What you need to do:
Find the string "JSON" in the material. Copy every line that has it.

Supplied records:
- Opening Delimiter -
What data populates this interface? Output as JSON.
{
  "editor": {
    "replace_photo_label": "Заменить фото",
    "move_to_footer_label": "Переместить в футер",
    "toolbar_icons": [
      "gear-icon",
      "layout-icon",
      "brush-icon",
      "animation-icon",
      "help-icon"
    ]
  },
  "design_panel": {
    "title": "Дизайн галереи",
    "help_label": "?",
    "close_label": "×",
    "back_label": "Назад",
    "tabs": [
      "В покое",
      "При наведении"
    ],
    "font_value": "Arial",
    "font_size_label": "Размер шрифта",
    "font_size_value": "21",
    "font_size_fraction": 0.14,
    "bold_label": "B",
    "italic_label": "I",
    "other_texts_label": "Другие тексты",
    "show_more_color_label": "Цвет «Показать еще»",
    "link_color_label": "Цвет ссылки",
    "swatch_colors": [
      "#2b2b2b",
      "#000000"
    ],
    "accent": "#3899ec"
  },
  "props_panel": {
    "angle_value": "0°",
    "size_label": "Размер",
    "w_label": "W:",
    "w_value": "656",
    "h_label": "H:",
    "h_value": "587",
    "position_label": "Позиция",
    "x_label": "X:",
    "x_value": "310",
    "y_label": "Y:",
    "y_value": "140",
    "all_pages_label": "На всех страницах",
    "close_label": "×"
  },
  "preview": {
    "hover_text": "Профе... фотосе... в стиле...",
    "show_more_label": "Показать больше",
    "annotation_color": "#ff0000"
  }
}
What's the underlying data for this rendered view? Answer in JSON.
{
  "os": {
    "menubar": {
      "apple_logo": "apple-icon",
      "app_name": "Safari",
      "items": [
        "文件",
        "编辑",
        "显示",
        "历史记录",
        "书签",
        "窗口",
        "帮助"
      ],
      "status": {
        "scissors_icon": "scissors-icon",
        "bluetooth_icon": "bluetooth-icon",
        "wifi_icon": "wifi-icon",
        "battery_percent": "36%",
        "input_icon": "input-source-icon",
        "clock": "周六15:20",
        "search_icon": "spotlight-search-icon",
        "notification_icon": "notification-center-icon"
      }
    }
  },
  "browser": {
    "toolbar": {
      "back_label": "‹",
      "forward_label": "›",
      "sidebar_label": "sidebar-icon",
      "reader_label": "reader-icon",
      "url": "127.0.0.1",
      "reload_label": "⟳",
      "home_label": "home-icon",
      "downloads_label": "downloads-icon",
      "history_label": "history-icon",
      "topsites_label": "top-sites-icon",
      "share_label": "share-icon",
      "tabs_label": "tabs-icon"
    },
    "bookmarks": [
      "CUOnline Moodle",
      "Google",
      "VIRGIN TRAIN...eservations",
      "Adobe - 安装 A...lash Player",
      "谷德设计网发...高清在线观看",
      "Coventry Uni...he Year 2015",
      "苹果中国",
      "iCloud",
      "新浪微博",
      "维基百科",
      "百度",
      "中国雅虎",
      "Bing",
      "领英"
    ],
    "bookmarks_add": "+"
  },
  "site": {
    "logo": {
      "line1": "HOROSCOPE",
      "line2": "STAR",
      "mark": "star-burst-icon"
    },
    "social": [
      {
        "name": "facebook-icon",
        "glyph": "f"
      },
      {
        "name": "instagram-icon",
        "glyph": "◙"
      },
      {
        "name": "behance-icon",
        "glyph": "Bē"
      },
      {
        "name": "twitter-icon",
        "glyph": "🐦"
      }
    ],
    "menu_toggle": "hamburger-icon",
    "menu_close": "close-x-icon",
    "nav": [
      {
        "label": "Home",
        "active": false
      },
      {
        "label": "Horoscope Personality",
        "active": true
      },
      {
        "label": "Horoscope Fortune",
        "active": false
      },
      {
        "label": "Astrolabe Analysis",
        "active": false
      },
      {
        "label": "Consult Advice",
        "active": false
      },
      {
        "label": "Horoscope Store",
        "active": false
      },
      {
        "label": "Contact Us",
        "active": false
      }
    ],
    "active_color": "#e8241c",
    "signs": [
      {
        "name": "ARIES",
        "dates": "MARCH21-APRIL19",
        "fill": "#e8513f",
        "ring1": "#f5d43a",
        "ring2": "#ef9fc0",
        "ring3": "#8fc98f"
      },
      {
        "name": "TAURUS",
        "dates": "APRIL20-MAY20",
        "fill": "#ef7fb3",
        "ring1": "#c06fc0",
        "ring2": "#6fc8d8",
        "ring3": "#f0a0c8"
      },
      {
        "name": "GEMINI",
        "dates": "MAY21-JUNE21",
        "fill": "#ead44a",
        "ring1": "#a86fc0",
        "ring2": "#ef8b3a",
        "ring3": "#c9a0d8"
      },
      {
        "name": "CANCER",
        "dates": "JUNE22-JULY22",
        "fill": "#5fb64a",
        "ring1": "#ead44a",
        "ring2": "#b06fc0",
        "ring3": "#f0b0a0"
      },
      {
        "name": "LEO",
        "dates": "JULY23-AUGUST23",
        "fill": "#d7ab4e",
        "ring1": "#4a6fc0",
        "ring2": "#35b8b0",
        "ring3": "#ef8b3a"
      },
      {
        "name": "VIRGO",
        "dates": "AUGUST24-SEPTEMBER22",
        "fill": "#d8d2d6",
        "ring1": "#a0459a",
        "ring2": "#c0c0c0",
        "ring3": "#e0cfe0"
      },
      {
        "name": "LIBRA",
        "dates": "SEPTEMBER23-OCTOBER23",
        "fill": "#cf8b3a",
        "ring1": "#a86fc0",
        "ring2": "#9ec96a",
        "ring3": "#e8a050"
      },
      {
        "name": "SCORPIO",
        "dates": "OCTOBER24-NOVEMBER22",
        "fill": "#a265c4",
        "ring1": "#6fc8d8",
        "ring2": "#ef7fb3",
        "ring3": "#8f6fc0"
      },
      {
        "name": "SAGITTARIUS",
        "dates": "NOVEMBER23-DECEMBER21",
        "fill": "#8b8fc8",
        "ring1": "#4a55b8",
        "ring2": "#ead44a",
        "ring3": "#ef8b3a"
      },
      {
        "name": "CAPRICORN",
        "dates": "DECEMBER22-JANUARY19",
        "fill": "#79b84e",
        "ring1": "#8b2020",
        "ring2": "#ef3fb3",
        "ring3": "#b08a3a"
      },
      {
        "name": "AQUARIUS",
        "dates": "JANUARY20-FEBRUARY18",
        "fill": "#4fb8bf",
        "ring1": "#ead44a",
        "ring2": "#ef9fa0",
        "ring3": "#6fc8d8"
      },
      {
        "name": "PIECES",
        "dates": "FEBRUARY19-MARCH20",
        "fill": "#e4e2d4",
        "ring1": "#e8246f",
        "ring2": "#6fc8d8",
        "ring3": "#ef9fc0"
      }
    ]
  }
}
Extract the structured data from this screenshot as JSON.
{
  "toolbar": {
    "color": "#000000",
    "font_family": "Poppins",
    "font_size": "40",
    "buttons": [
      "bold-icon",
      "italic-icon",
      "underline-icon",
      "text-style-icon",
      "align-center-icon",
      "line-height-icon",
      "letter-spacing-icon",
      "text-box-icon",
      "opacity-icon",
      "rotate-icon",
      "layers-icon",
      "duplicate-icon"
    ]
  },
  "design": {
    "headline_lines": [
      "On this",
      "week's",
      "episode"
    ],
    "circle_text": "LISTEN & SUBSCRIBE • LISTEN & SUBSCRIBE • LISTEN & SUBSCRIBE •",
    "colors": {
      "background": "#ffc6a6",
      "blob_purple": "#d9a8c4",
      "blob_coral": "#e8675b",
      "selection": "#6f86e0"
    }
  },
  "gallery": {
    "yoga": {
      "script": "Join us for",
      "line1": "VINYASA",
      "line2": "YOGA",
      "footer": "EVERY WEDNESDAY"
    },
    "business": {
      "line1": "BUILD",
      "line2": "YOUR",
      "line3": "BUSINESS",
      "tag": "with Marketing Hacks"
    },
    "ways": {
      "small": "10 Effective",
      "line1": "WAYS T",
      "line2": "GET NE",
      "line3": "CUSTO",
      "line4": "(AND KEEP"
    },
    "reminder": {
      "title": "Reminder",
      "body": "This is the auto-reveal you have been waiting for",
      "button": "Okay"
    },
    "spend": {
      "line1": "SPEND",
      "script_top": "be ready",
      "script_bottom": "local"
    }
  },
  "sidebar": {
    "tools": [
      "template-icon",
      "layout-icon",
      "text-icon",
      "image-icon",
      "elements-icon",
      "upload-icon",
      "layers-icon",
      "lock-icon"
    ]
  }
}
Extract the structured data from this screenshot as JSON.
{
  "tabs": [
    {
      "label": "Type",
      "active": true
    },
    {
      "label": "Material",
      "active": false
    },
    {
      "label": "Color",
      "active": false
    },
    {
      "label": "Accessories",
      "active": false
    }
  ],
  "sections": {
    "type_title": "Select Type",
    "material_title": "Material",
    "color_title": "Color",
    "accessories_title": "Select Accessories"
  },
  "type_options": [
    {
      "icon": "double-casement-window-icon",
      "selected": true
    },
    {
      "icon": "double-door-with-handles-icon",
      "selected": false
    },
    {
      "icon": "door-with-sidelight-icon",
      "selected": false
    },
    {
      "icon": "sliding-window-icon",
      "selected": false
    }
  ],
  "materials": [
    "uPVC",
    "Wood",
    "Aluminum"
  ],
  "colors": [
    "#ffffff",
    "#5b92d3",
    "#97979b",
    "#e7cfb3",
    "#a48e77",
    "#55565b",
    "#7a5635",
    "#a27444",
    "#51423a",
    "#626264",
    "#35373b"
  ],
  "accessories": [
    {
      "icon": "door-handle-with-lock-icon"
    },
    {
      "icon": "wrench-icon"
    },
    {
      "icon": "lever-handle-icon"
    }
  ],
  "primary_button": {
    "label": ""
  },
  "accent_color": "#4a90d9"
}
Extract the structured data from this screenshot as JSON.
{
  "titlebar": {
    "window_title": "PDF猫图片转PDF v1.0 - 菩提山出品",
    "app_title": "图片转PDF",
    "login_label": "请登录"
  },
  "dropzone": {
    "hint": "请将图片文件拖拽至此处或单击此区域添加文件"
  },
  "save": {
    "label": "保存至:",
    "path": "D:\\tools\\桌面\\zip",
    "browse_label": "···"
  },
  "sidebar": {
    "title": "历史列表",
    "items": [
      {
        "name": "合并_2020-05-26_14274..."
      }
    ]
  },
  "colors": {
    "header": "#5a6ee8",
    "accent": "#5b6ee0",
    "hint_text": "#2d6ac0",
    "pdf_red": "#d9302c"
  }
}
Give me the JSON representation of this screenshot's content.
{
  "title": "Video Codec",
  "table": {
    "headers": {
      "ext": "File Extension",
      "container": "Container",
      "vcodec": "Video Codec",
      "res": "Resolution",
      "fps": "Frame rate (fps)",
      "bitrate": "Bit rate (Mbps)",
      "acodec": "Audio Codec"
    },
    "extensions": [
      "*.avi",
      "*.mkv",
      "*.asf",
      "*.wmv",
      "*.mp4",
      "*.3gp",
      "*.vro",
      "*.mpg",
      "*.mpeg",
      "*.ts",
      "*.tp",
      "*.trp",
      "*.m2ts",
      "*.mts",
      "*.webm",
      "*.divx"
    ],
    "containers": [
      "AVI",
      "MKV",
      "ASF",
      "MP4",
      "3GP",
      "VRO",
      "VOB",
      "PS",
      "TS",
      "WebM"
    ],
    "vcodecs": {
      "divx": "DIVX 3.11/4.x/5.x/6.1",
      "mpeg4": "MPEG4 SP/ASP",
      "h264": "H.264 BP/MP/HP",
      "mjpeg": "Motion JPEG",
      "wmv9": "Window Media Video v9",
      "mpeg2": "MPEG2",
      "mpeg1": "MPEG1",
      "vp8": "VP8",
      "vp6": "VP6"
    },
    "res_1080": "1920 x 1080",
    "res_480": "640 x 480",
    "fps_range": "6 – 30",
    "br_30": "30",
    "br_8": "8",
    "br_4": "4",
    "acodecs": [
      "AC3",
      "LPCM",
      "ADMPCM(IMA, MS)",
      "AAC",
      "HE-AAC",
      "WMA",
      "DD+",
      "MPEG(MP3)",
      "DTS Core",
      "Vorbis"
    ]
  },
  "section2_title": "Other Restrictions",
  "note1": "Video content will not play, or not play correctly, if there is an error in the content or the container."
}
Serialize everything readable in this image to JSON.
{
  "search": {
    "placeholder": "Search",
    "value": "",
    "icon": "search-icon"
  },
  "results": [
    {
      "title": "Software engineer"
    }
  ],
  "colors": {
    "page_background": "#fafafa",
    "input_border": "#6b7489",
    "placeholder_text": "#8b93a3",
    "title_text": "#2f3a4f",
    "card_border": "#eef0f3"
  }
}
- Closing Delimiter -
Problem solution:
What data populates this interface? Output as JSON.
What's the underlying data for this rendered view? Answer in JSON.
Extract the structured data from this screenshot as JSON.
Extract the structured data from this screenshot as JSON.
Extract the structured data from this screenshot as JSON.
Give me the JSON representation of this screenshot's content.
Serialize everything readable in this image to JSON.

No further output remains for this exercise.